On September 12, 1958, the U.S. Supreme Court upheld that states are bound by the court’s decisions and must enforce them, even if the states disagree. This decision in Cooper v. Aaron followed four years after the landmark Brown v. Board of Education decision that ordered public schools desegregated.

Today, Planeview and Hilltop Manor in south Wichita are reminders of a time when World War II aircraft production required the creation of workers’ housing. Designed to be temporary, these communities have lasted well beyond their expected lifespans. Aging facilities and changing demographics remain challenges for residents, landowners, and local officials.

Wichita, during the mid-20th century, was a city where African Americans were blatantly discriminated against in downtown commercial spaces. For instance, black moviegoers were forced in sit in the balcony of downtown theaters.

Another form of racial bias experienced by black Wichitans during this period occurred in downtown department stores. While local African Americans were allowed to purchase products from these businesses, they were not allowed to sit and eat at their lunch counters.

On July 24th 1959, U.S. Vice President Richard Nixon and Soviet Premier Nikita Khrushchev took the Cold War into the kitchen. Later referred to as the Kitchen Debate, the heated conversation took place in the American exhibition in Moscow, at the U.S.-Soviet Cultural Agreement, a program of mutual, cultural exchange meant to promote understanding and friendship between the two nations. 

In May 1871, Wichita founder James Mead famously led a team of horsemen out to divert a cattle drive from going through Park City, returning the cattle trail to its original route by Wichita. The drovers had planned to go west of Wichita up to Brookville because of the efforts of Henry Shanklin, an agent with the Kansas-Pacific railroad. While the so-called “four horsemen” are celebrated as local heroes in Wichita, Shanklin often gets dismissed as the one who failed. However, his story is just as interesting.

 

For much of American history, gold and silver were directly linked with the country’s currency. Memories of the hyper-inflation associated with the circulation of fiat “Continental Dollars” during the Revolutionary War prompted a long-standing belief that “sound money” consisted of paper dollars linked with gold and coinage created from silver.

Every June, I leave Wichita to score US AP History exams for seven days. In a digital age, this is a thoroughly analogue event. This year, more than 450,000 high school students took the four-hour exam and produced more than 2.5 million essays. These essays are handwritten, with words and phrases scratched out and arrows directing you to where the “real” second paragraph can found on page four.

Wichita can be considered the “bumblebee city.” If the bumblebee is the insect that should not be able to fly but does, Wichita is the city that shouldn’t be here but is. A visitor to the area in 1871 would have been well advised to bet on Newton, on a major transcontinental route, as the dominant community of the area. 

Horace Cort / AP

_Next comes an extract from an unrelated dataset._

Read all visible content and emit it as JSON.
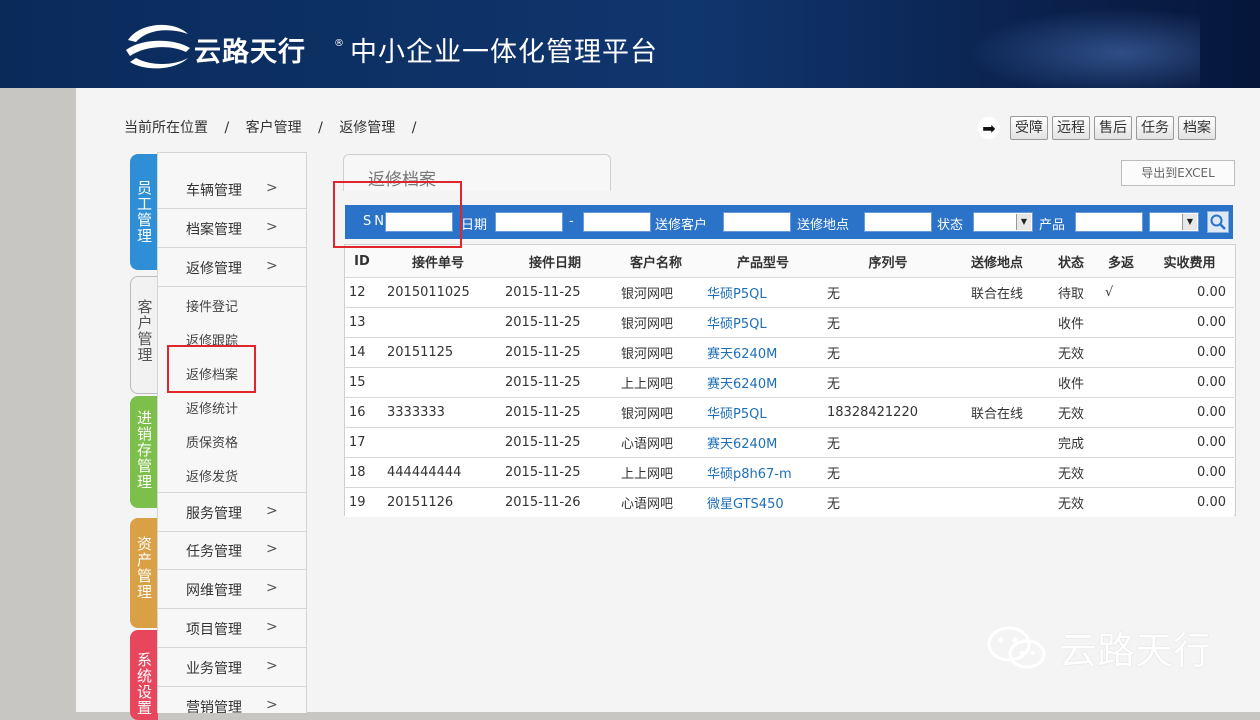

Most Americans are probably aware of the famous August 28, 1963, March on Washington where Dr. Martin Luther King, Jr. gave his immortal “I Have A Dream” speech. Far fewer citizens are aware of his advocacy of a second march on Washington planned for April 1968.

Pages